With a market share of more than 70%, Google is the most used search engine in the world. It’s so popular that its name has been added to dictionaries as a verb for when people search for something online – google it if you want to. That being said, Google pushes the notion of ‘when it’s free, you’re the product’ to the extreme.
Since it has developed and acquired several successful products throughout the years – such as Gmail, Chrome, and YouTube – the company has been able to gather a massive amount of data about its users. This information is then used to place targeted advertisements, which take into account all your online activity. For instance, if you send a private email to a friend talking about buying a couch, it’s likely that you’ll start to see ads for a comfortable new couch on your Google feed. This is quite alarming, especially when Google has shown several times that it will monitor your information without you realizing it. Fortunately, people are starting to understand that online privacy matters and one of the first things you need to do to protect your personal information is to use a private search engine.
Recommended Privacy-Friendly Search Engines
Since DuckDuckGo doesn’t track its users, it’s impossible to know for sure how many people take advantage of this private search engine. Even so, based on the number of searches recorded each month, the company is able to make an educated guess of having a user base of approximately 50 million people. This makes DuckDuckGo the most popular private search engine on the market, and it’s easy to understand why. DuckDuckGo doesn’t store any user information, blocks third-party trackers, comes with a wide arsenal of tools, and is available on mobile. You can use DuckDuckGo for free, as the search engine makes money via generic ads that only consider your search term and not your browsing history.
There’s no question that Google offers the best search engine on the market, providing fast and accurate results to your queries. Even when you type something that doesn’t make complete sense, Google still understands and provides you with the results you were looking for. Startpage aims to offer similar results, and that’s why it pays Google to use its algorithm. The big difference is that the company strips out all the tracking and targeted advertising that comes with it. In other words, Startpage doesn’t record either IP addresses or search queries and it doesn’t come with tracking or identifying cookies.
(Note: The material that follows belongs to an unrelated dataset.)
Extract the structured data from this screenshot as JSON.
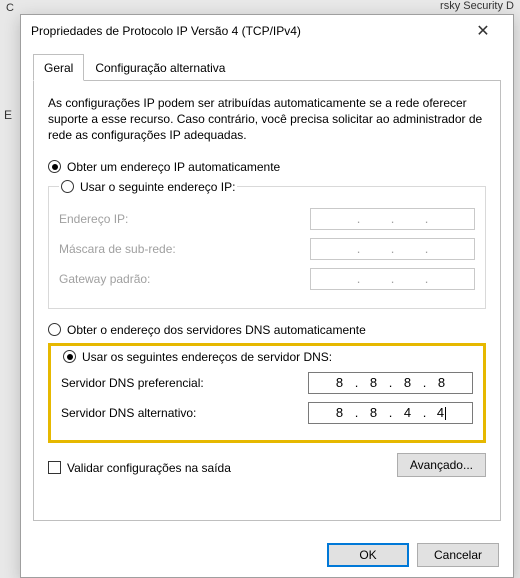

Although the search engine uses ads to remain free, they’re generic ones that don’t rely on your search activity.
Ecosia is another popular choice among privacy advocates. The search engine doesn’t sell data to advertising companies, and it anonymizes all searches within one week – making it impossible for the company to create personal profiles based on your search history. Still, Ecosia stores some user data to improve its services, but it does so with a securely encrypted connection to protect you from potential eavesdroppers. You can also opt out of this tracking by enabling ‘Do Not Track’ in your browser’s settings. What makes Ecosia stand out though is its tree planting project, where the company donates 80% of its profits to nonprofit organizations that plant trees all over the world. So far, the company has planted over 120 million trees with the money made from donations, non-targeting ads, and merch.
Even though Search Encrypt has been labeled as a virus by some, this search engine actually aims to protect your searches from being tracked. You can use the company’s search engine by going to the Search Encrypt website, but it’s more common to install its browser extensions. When you search through Google or Bing, the add-on redirects you to Search Encrypt’s page, which encrypts your search terms locally. In other words, no one is able to find out what you’re searching for, regardless of whether it’s a big company like Google, hackers, the government, or your ISP.
Changing Your Search Engine Isn’t Enough
It’s essential that you take careful steps to make your online activity private. You wouldn’t invite companies to come to your house to see your daily life, so why should you let them know what you’re doing online? Changing to a private search engine is a great first step, but there are other factors you need to consider.
For instance, imagine that you use one of the recommended private search engines, but stick with Google Chrome as your go-to browser. Like the search engine, Chrome will spy on your online activity to display personalized ads. That’s why it’s essential you also use a secure browser, such as Brave or Waterfox.
The same can be said about email services, as Google’s AI scans your private emails to send personalized ads. In this case, we recommend going with an end-to-end encrypted email client like ProtonMail, as it will also protect your messages from being intercepted.
Finally, even after you ditch the services that track you for advertisement purposes, you should consider getting a VPN, as this software protects your online activity from eavesdroppers. For example, even if you’re using a secure browser, your connection can still be compromised due to an unsafe open Wi-Fi network, but using a VPN will keep you protected.